The magistrates on the bench were the Mayor (Mr CC Graham), Alderman V Fowler, Alderman Rowntree and Mr AJ Tugwell.

Mr Russell Richardson was for the defendant and apologised for her absence as she was attending her brother’s funeral.

The Chief Constable said defendant was in the habit of selling butter at the Scarborough Market Hall, and she was registered as a retailer of butter.

PC Tilburn saw her sell two 10oz rolls of butter to a Mrs Nelson, of Scarborough. The constable spoke to Mrs Nelson after she had left the stall, and Mrs Nelson went back to Mrs Hepples and said, “This man says I must not buy it.” Mrs Hepples took the butter back and gave Mrs Nelson 2s 10d which she had paid for the butter.

The constable ascertained that Mrs Nelson was registered for butter with Messrs Wallis and Blakely, South Street.

Mrs Hepples told the constable that she sold the butter because she had some left and did not want to take it home again.

Mr Windsor said he wished to represent to the magistrates that up to very recently this practice of selling butter had been going on extensively by nearly all the butter sellers in the market.

They had got the idea that they could sell to anybody, no matter if they were registered or not, and it was in consequence of that impression that PC Tilburn gave a general warning on the 23rd of May.

PC Tilburn gave evidence in support of the Chief Constable’s statement.

Mr Richardson, on behalf of his client, pleaded guilty to a technical offence.

The butter was returned immediately and therefore it was not a case of a person obtaining more than she was entitled to.

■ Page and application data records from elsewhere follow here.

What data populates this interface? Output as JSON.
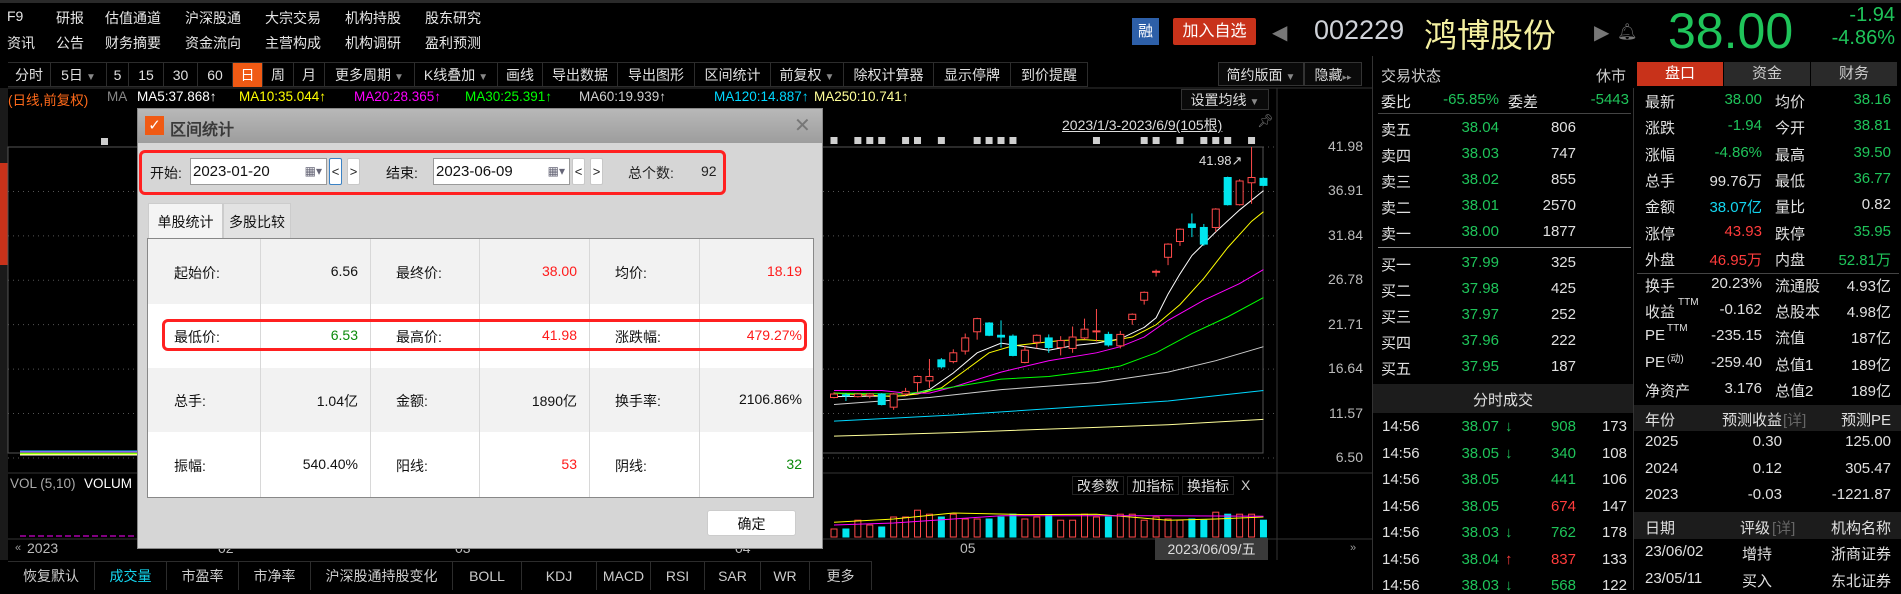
{
  "header": {
    "row1": [
      "F9",
      "研报",
      "估值通道",
      "沪深股通",
      "大宗交易",
      "机构持股",
      "股东研究"
    ],
    "row2": [
      "资讯",
      "公告",
      "财务摘要",
      "资金流向",
      "主营构成",
      "机构调研",
      "盈利预测"
    ],
    "margin_badge": "融",
    "add_watchlist": "加入自选",
    "stock_code": "002229",
    "stock_name": "鸿博股份",
    "price": "38.00",
    "change": "-1.94",
    "change_pct": "-4.86%"
  },
  "toolbar": {
    "items": [
      {
        "label": "分时"
      },
      {
        "label": "5日",
        "dropdown": true
      },
      {
        "label": "5"
      },
      {
        "label": "15"
      },
      {
        "label": "30"
      },
      {
        "label": "60"
      },
      {
        "label": "日",
        "active": true
      },
      {
        "label": "周"
      },
      {
        "label": "月"
      },
      {
        "label": "更多周期",
        "dropdown": true
      },
      {
        "label": "K线叠加",
        "dropdown": true
      },
      {
        "label": "画线"
      },
      {
        "label": "导出数据"
      },
      {
        "label": "导出图形"
      },
      {
        "label": "区间统计"
      },
      {
        "label": "前复权",
        "dropdown": true
      },
      {
        "label": "除权计算器"
      },
      {
        "label": "显示停牌"
      },
      {
        "label": "到价提醒"
      }
    ],
    "simple_layout": "简约版面",
    "hide": "隐藏"
  },
  "ma_row": {
    "prefix": "(日线,前复权)",
    "ma": "MA",
    "values": [
      {
        "label": "MA5:37.868↑",
        "color": "#ffffff"
      },
      {
        "label": "MA10:35.044↑",
        "color": "#ffff00"
      },
      {
        "label": "MA20:28.365↑",
        "color": "#ff00ff"
      },
      {
        "label": "MA30:25.391↑",
        "color": "#00ff00"
      },
      {
        "label": "MA60:19.939↑",
        "color": "#d0d0d0"
      },
      {
        "label": "MA120:14.887↑",
        "color": "#00d8ff"
      },
      {
        "label": "MA250:10.741↑",
        "color": "#ffff99"
      }
    ]
  },
  "chart_data": {
    "type": "candlestick",
    "set_ma": "设置均线",
    "range_label": "2023/1/3-2023/6/9(105根)",
    "high_label": "41.98↗",
    "y_ticks": [
      "41.98",
      "36.91",
      "31.84",
      "26.78",
      "21.71",
      "16.64",
      "11.57",
      "6.50"
    ],
    "ylim": [
      6.5,
      41.98
    ],
    "x_ticks": [
      "2023",
      "02",
      "03",
      "04",
      "05"
    ],
    "current_date": "2023/06/09/五",
    "kline": [
      [
        13.4,
        13.8,
        14.0,
        13.3
      ],
      [
        13.7,
        13.6,
        13.9,
        13.0
      ],
      [
        13.5,
        13.8,
        13.9,
        13.4
      ],
      [
        13.6,
        13.8,
        13.9,
        13.3
      ],
      [
        13.8,
        12.6,
        13.9,
        12.5
      ],
      [
        12.3,
        13.8,
        13.9,
        12.0
      ],
      [
        13.8,
        14.1,
        14.5,
        13.6
      ],
      [
        15.1,
        15.8,
        15.9,
        14.0
      ],
      [
        15.3,
        15.8,
        17.8,
        14.5
      ],
      [
        17.7,
        16.9,
        17.9,
        16.7
      ],
      [
        17.5,
        18.5,
        18.9,
        17.3
      ],
      [
        18.7,
        20.2,
        20.7,
        18.3
      ],
      [
        20.9,
        22.4,
        22.5,
        20.0
      ],
      [
        21.9,
        20.5,
        22.0,
        20.4
      ],
      [
        20.5,
        20.3,
        22.2,
        19.1
      ],
      [
        20.4,
        18.2,
        20.6,
        18.1
      ],
      [
        17.4,
        18.8,
        19.3,
        17.3
      ],
      [
        19.7,
        20.5,
        20.6,
        19.0
      ],
      [
        20.2,
        19.1,
        20.6,
        18.5
      ],
      [
        19.1,
        19.9,
        20.4,
        18.2
      ],
      [
        19.0,
        20.3,
        21.5,
        18.5
      ],
      [
        20.2,
        21.2,
        22.4,
        20.0
      ],
      [
        21.0,
        21.0,
        23.5,
        19.8
      ],
      [
        20.6,
        19.4,
        20.9,
        19.2
      ],
      [
        19.3,
        20.6,
        21.0,
        19.0
      ],
      [
        22.3,
        22.9,
        23.0,
        21.7
      ],
      [
        24.5,
        25.4,
        25.5,
        24.0
      ],
      [
        27.8,
        27.8,
        28.0,
        27.2
      ],
      [
        29.4,
        30.9,
        31.0,
        28.5
      ],
      [
        31.2,
        32.6,
        32.7,
        30.7
      ],
      [
        33.2,
        32.8,
        34.4,
        31.7
      ],
      [
        32.8,
        30.9,
        33.2,
        30.7
      ],
      [
        32.8,
        34.9,
        35.0,
        32.3
      ],
      [
        38.5,
        35.4,
        38.6,
        35.3
      ],
      [
        35.4,
        38.1,
        38.3,
        35.3
      ],
      [
        37.9,
        38.5,
        41.98,
        35.5
      ],
      [
        38.4,
        37.6,
        38.5,
        37.5
      ]
    ],
    "ma_lines": [
      {
        "name": "MA5",
        "color": "#ffffff",
        "points": [
          [
            0,
            13.5
          ],
          [
            6,
            13.6
          ],
          [
            8,
            14.3
          ],
          [
            10,
            16.2
          ],
          [
            12,
            18.5
          ],
          [
            14,
            19.6
          ],
          [
            16,
            19.2
          ],
          [
            18,
            18.8
          ],
          [
            20,
            19.3
          ],
          [
            22,
            19.6
          ],
          [
            24,
            20.1
          ],
          [
            26,
            21.4
          ],
          [
            27,
            22.5
          ],
          [
            28,
            25.2
          ],
          [
            29,
            27.5
          ],
          [
            30,
            29.6
          ],
          [
            32,
            32.3
          ],
          [
            34,
            34.8
          ],
          [
            36,
            37.0
          ]
        ]
      },
      {
        "name": "MA10",
        "color": "#ffff00",
        "points": [
          [
            0,
            13.9
          ],
          [
            5,
            13.5
          ],
          [
            7,
            13.8
          ],
          [
            9,
            14.5
          ],
          [
            11,
            16.5
          ],
          [
            13,
            18.5
          ],
          [
            15,
            19.3
          ],
          [
            17,
            19.6
          ],
          [
            19,
            19.9
          ],
          [
            21,
            20.0
          ],
          [
            23,
            19.8
          ],
          [
            25,
            20.3
          ],
          [
            27,
            21.7
          ],
          [
            29,
            24.0
          ],
          [
            31,
            27.0
          ],
          [
            33,
            30.5
          ],
          [
            35,
            33.5
          ],
          [
            36,
            34.6
          ]
        ]
      },
      {
        "name": "MA20",
        "color": "#ff00ff",
        "points": [
          [
            0,
            14.2
          ],
          [
            4,
            14.2
          ],
          [
            6,
            13.9
          ],
          [
            8,
            13.9
          ],
          [
            10,
            14.6
          ],
          [
            14,
            16.3
          ],
          [
            18,
            17.6
          ],
          [
            22,
            18.5
          ],
          [
            24,
            19.2
          ],
          [
            26,
            20.3
          ],
          [
            28,
            22.2
          ],
          [
            31,
            24.5
          ],
          [
            34,
            26.4
          ],
          [
            36,
            28.0
          ]
        ]
      },
      {
        "name": "MA30",
        "color": "#00ff00",
        "points": [
          [
            0,
            13.9
          ],
          [
            6,
            13.8
          ],
          [
            10,
            14.6
          ],
          [
            14,
            15.5
          ],
          [
            18,
            15.8
          ],
          [
            22,
            16.5
          ],
          [
            24,
            17.0
          ],
          [
            27,
            18.5
          ],
          [
            30,
            20.7
          ],
          [
            33,
            22.6
          ],
          [
            36,
            24.8
          ]
        ]
      },
      {
        "name": "MA60",
        "color": "#cfcfcf",
        "points": [
          [
            0,
            12.6
          ],
          [
            8,
            13.4
          ],
          [
            14,
            14.3
          ],
          [
            22,
            15.1
          ],
          [
            28,
            16.3
          ],
          [
            32,
            17.6
          ],
          [
            36,
            19.2
          ]
        ]
      },
      {
        "name": "MA120",
        "color": "#00d8ff",
        "points": [
          [
            0,
            10.7
          ],
          [
            10,
            11.4
          ],
          [
            20,
            12.3
          ],
          [
            28,
            13.0
          ],
          [
            36,
            14.2
          ]
        ]
      },
      {
        "name": "MA250",
        "color": "#ffff99",
        "points": [
          [
            0,
            9.0
          ],
          [
            10,
            9.4
          ],
          [
            20,
            9.9
          ],
          [
            28,
            10.3
          ],
          [
            36,
            10.9
          ]
        ]
      }
    ],
    "event_markers": [
      0,
      2,
      3,
      4,
      6,
      7,
      9,
      12,
      13,
      14,
      15,
      22,
      26,
      27,
      29,
      31,
      32,
      33,
      35
    ],
    "volume": [
      2,
      2,
      4.2,
      3,
      2.5,
      5,
      5,
      6.7,
      5.7,
      5,
      5.7,
      4.5,
      4.5,
      4.5,
      5,
      5.7,
      4.5,
      5,
      5.5,
      4.2,
      4.2,
      5.7,
      5,
      5,
      5.7,
      5.7,
      4.2,
      5,
      4.5,
      4.2,
      4.5,
      4.2,
      6.2,
      5.7,
      5.7,
      5.7,
      4.2
    ],
    "volume_ma5": [
      [
        0,
        3.7
      ],
      [
        5,
        4.5
      ],
      [
        10,
        6.0
      ],
      [
        16,
        5.6
      ],
      [
        22,
        5.7
      ],
      [
        28,
        4.2
      ],
      [
        32,
        4.5
      ],
      [
        36,
        5.0
      ]
    ],
    "volume_ma10": [
      [
        0,
        3.0
      ],
      [
        5,
        3.5
      ],
      [
        10,
        4.5
      ],
      [
        14,
        5.3
      ],
      [
        20,
        5.3
      ],
      [
        28,
        5.3
      ],
      [
        36,
        5.2
      ]
    ]
  },
  "volume_panel": {
    "label": "VOL (5,10)",
    "label2": "VOLUM",
    "buttons": [
      "改参数",
      "加指标",
      "换指标"
    ],
    "close": "X"
  },
  "bottom_tabs": [
    {
      "label": "恢复默认"
    },
    {
      "label": "成交量",
      "active": true
    },
    {
      "label": "市盈率"
    },
    {
      "label": "市净率"
    },
    {
      "label": "沪深股通持股变化"
    },
    {
      "label": "BOLL"
    },
    {
      "label": "KDJ"
    },
    {
      "label": "MACD"
    },
    {
      "label": "RSI"
    },
    {
      "label": "SAR"
    },
    {
      "label": "WR"
    },
    {
      "label": "更多"
    }
  ],
  "dialog": {
    "title": "区间统计",
    "start_label": "开始:",
    "start_date": "2023-01-20",
    "end_label": "结束:",
    "end_date": "2023-06-09",
    "prev": "<",
    "next": ">",
    "count_label": "总个数:",
    "count": "92",
    "tabs": [
      "单股统计",
      "多股比较"
    ],
    "rows": [
      [
        {
          "label": "起始价:",
          "value": "6.56",
          "color": "dk"
        },
        {
          "label": "最终价:",
          "value": "38.00",
          "color": "dr"
        },
        {
          "label": "均价:",
          "value": "18.19",
          "color": "dr"
        }
      ],
      [
        {
          "label": "最低价:",
          "value": "6.53",
          "color": "dg"
        },
        {
          "label": "最高价:",
          "value": "41.98",
          "color": "dr"
        },
        {
          "label": "涨跌幅:",
          "value": "479.27%",
          "color": "dr"
        }
      ],
      [
        {
          "label": "总手:",
          "value": "1.04亿",
          "color": "dk"
        },
        {
          "label": "金额:",
          "value": "1890亿",
          "color": "dk"
        },
        {
          "label": "换手率:",
          "value": "2106.86%",
          "color": "dk"
        }
      ],
      [
        {
          "label": "振幅:",
          "value": "540.40%",
          "color": "dk"
        },
        {
          "label": "阳线:",
          "value": "53",
          "color": "dr"
        },
        {
          "label": "阴线:",
          "value": "32",
          "color": "dg"
        }
      ]
    ],
    "ok": "确定"
  },
  "quote": {
    "status_label": "交易状态",
    "status": "休市",
    "tabs": [
      {
        "label": "盘口",
        "active": true
      },
      {
        "label": "资金"
      },
      {
        "label": "财务"
      }
    ],
    "ratio_label": "委比",
    "ratio": "-65.85%",
    "diff_label": "委差",
    "diff": "-5443",
    "asks": [
      {
        "label": "卖五",
        "price": "38.04",
        "vol": "806"
      },
      {
        "label": "卖四",
        "price": "38.03",
        "vol": "747"
      },
      {
        "label": "卖三",
        "price": "38.02",
        "vol": "855"
      },
      {
        "label": "卖二",
        "price": "38.01",
        "vol": "2570"
      },
      {
        "label": "卖一",
        "price": "38.00",
        "vol": "1877"
      }
    ],
    "bids": [
      {
        "label": "买一",
        "price": "37.99",
        "vol": "325"
      },
      {
        "label": "买二",
        "price": "37.98",
        "vol": "425"
      },
      {
        "label": "买三",
        "price": "37.97",
        "vol": "252"
      },
      {
        "label": "买四",
        "price": "37.96",
        "vol": "222"
      },
      {
        "label": "买五",
        "price": "37.95",
        "vol": "187"
      }
    ],
    "stats": [
      {
        "l1": "最新",
        "v1": "38.00",
        "c1": "g",
        "l2": "均价",
        "v2": "38.16",
        "c2": "g"
      },
      {
        "l1": "涨跌",
        "v1": "-1.94",
        "c1": "g",
        "l2": "今开",
        "v2": "38.81",
        "c2": "g"
      },
      {
        "l1": "涨幅",
        "v1": "-4.86%",
        "c1": "g",
        "l2": "最高",
        "v2": "39.50",
        "c2": "g"
      },
      {
        "l1": "总手",
        "v1": "99.76万",
        "c1": "w",
        "l2": "最低",
        "v2": "36.77",
        "c2": "g"
      },
      {
        "l1": "金额",
        "v1": "38.07亿",
        "c1": "c",
        "l2": "量比",
        "v2": "0.82",
        "c2": "w"
      },
      {
        "l1": "涨停",
        "v1": "43.93",
        "c1": "r",
        "l2": "跌停",
        "v2": "35.95",
        "c2": "g"
      },
      {
        "l1": "外盘",
        "v1": "46.95万",
        "c1": "r",
        "l2": "内盘",
        "v2": "52.81万",
        "c2": "g"
      }
    ],
    "stats2": [
      {
        "l1": "换手",
        "v1": "20.23%",
        "l2": "流通股",
        "v2": "4.93亿"
      },
      {
        "l1": "收益",
        "sup": "TTM",
        "v1": "-0.162",
        "l2": "总股本",
        "v2": "4.98亿"
      },
      {
        "l1": "PE",
        "sup": "TTM",
        "v1": "-235.15",
        "l2": "流值",
        "v2": "187亿"
      },
      {
        "l1": "PE",
        "sup": "(动)",
        "v1": "-259.40",
        "l2": "总值1",
        "v2": "189亿"
      },
      {
        "l1": "净资产",
        "v1": "3.176",
        "l2": "总值2",
        "v2": "189亿"
      }
    ],
    "trades_title": "分时成交",
    "trades": [
      {
        "time": "14:56",
        "price": "38.07",
        "arrow": "↓",
        "ac": "g",
        "vol": "908",
        "vc": "g",
        "count": "173"
      },
      {
        "time": "14:56",
        "price": "38.05",
        "arrow": "↓",
        "ac": "g",
        "vol": "340",
        "vc": "g",
        "count": "108"
      },
      {
        "time": "14:56",
        "price": "38.05",
        "arrow": "",
        "ac": "g",
        "vol": "441",
        "vc": "g",
        "count": "106"
      },
      {
        "time": "14:56",
        "price": "38.05",
        "arrow": "",
        "ac": "g",
        "vol": "674",
        "vc": "r",
        "count": "147"
      },
      {
        "time": "14:56",
        "price": "38.03",
        "arrow": "↓",
        "ac": "g",
        "vol": "762",
        "vc": "g",
        "count": "178"
      },
      {
        "time": "14:56",
        "price": "38.04",
        "arrow": "↑",
        "ac": "r",
        "vol": "837",
        "vc": "r",
        "count": "133"
      },
      {
        "time": "14:56",
        "price": "38.03",
        "arrow": "↓",
        "ac": "g",
        "vol": "568",
        "vc": "g",
        "count": "122"
      }
    ],
    "forecast": {
      "h1": "年份",
      "h2": "预测收益",
      "detail": "[详]",
      "h3": "预测PE",
      "rows": [
        {
          "year": "2025",
          "eps": "0.30",
          "pe": "125.00"
        },
        {
          "year": "2024",
          "eps": "0.12",
          "pe": "305.47"
        },
        {
          "year": "2023",
          "eps": "-0.03",
          "pe": "-1221.87"
        }
      ]
    },
    "ratings": {
      "h1": "日期",
      "h2": "评级",
      "detail": "[详]",
      "h3": "机构名称",
      "rows": [
        {
          "date": "23/06/02",
          "rating": "增持",
          "org": "浙商证券"
        },
        {
          "date": "23/05/11",
          "rating": "买入",
          "org": "东北证券"
        }
      ]
    }
  }
}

She did not understand she could only sell to registered customers otherwise she would not have taken 90 ounces of butter into the market more than she had registered customers for.

It seemed a deplorable position that when this particular article of food was obtainable in large quantities than any other time of the year there should be such a waste as was undoubtedly going on, through retailers being unable to sell it owing to the regulations.

There were so many orders and instructions that there was a great danger of small retailers deciding not to deal in the article for fear of getting into trouble.

Some reasonable steps should be taken for making known what the position was. He did not think any circular was ever sent out setting forth the contents of the Order.

The Magistrates’ Clerk: There was a definite warning in your client’s case.

Mr Richardson: She did not understand that she could only sell to registered customers.

The Mayor, in inflicting a penalty of 10s said it was most important that these regulations should be carried out.

The whole of the food regulations were difficult, but if people set them at defiance what chance was there for things to go smoothly?

Jane Helen Nelson, 18, Crown Terrace, the purchaser, was fined 5s.